December 14, 2021

Epelle bags 2021 Franco-German  Prize for Human Rights

President of Albino Foundation, Jake Epelle, has won the 2021 Franco-German Human Rights and Rule of Law Prize.

The award is presented annually by the France and German Embassies to people who distinguished themselves in promoting human rights across the world.

Epelle is the third Nigerian to win the award which is presented annually on the anniversary of the adoption of the Universal Declaration of Human Rights.

The award was presented to Epelle on Tuesday in Abuja at a ceremony held at the French embassy.

Amb. Emmanuelle Blatmann, France Ambassador to Nigeria, said Epelle was chosen for his unwavering commitment to the promotion of human rights.

Blatmann said it was to pay tribute to all those who, “often risk their freedom and their lives” to ensure respect for human rights.

“At a time when these rights are increasingly threatened and undermined, the battle they wage is essential for safeguarding the fundamental freedoms inherent in democracy.

“Every year, the Franco-German Human Rights and Rule of Law Prize is awarded to 15 figures from different countries throughout the world who stand out because of their actions on the ground.

“This is actually the third in the history of the prize that a Nigerian candidate is selected.

“This shows the exceptional vitality of the women and men in the country, who sometimes devote with passion, their entire lives to a cause, braving all the dangers to which they are sometimes exposed.’’

Blatmann said Epelle is one of the extraordinary men, starting from nothing to change the mentalities and fight for those whose rights were often flouted.

She said that Epelle tackled challenges of people with albinism by raising awareness and mobilising on five key issues of social impact, discrimination, lack of health care for skin cancer and visual impairment.

He also tackled issues of lack of quality education, need for economic empowerment, fomulation of policies and sponsorship of bills among others.

German Ambassador to Nigeria, Birgitt Ory said that the prize was meant to encourage, commend and honour people.

“It is also to show that we are very conscious of the work human rights organisations do in Nigeria.

“We are proud of our host country and we are very happy that so many representatives of civil society are here today.

“We recognise the quite difficult and challenging work that Jake Epelle does for the Albino, it is not easy, there are probably days he was disappointed, but he was probably there to help people.

“We are here to put the spotlight on his work, we are really honoured and it is about time the Nigerian laureate earns this award.

“It is one of the best things we do with the German and French cooperation,’’ she said.

Responding, Epelle appreciated the two embassies for honouring him, and dedicated the award to the community of persons with disabilities, his wife and son, as well as Nigeria.
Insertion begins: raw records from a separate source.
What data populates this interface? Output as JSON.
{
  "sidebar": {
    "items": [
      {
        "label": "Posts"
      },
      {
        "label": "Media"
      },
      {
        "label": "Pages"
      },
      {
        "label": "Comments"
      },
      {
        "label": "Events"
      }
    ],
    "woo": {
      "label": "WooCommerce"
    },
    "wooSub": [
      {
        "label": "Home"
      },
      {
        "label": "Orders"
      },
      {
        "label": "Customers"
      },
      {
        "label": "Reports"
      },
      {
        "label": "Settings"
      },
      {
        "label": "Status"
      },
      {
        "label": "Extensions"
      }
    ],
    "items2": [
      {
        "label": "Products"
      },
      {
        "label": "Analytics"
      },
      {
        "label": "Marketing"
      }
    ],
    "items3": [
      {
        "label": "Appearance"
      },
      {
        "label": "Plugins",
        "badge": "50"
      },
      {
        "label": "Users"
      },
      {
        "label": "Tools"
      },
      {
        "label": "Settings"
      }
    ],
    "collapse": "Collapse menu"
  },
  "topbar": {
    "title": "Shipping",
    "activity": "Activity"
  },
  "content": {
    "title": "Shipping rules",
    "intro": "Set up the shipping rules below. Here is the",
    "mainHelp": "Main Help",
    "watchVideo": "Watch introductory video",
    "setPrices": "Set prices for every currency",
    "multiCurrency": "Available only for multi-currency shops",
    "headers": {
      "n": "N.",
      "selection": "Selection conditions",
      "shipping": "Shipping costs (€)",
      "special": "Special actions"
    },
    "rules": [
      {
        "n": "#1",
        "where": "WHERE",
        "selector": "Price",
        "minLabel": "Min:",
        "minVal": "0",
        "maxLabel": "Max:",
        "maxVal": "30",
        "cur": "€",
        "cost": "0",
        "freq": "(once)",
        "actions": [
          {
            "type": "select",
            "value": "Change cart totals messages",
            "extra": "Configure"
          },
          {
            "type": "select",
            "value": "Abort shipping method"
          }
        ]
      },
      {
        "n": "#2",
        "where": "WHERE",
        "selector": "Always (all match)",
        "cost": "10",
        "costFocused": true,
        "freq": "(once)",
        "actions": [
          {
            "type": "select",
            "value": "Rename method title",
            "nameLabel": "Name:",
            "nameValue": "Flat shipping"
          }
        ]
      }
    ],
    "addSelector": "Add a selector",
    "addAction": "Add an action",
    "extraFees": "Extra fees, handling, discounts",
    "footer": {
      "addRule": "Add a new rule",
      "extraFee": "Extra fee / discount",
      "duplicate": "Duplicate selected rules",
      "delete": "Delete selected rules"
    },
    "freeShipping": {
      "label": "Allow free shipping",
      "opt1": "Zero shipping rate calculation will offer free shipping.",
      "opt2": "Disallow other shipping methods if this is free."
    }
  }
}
Epelle said that the awards meant a lot in terms of recognising the people whose rights should be protected and the need for more work for the marginalised, the downtrodden and voiceless.

“I give kudos to the media who have brought me where I am today; and it means everything, it means a lot to my country and I promise there will be much more force now on human rights.

“This is because it very important to us. In our organisation, we do have a project called albinism right, specifically for persons with albinism where we teach them about their rights, promote their rights and prosecute those who violate their rights.’’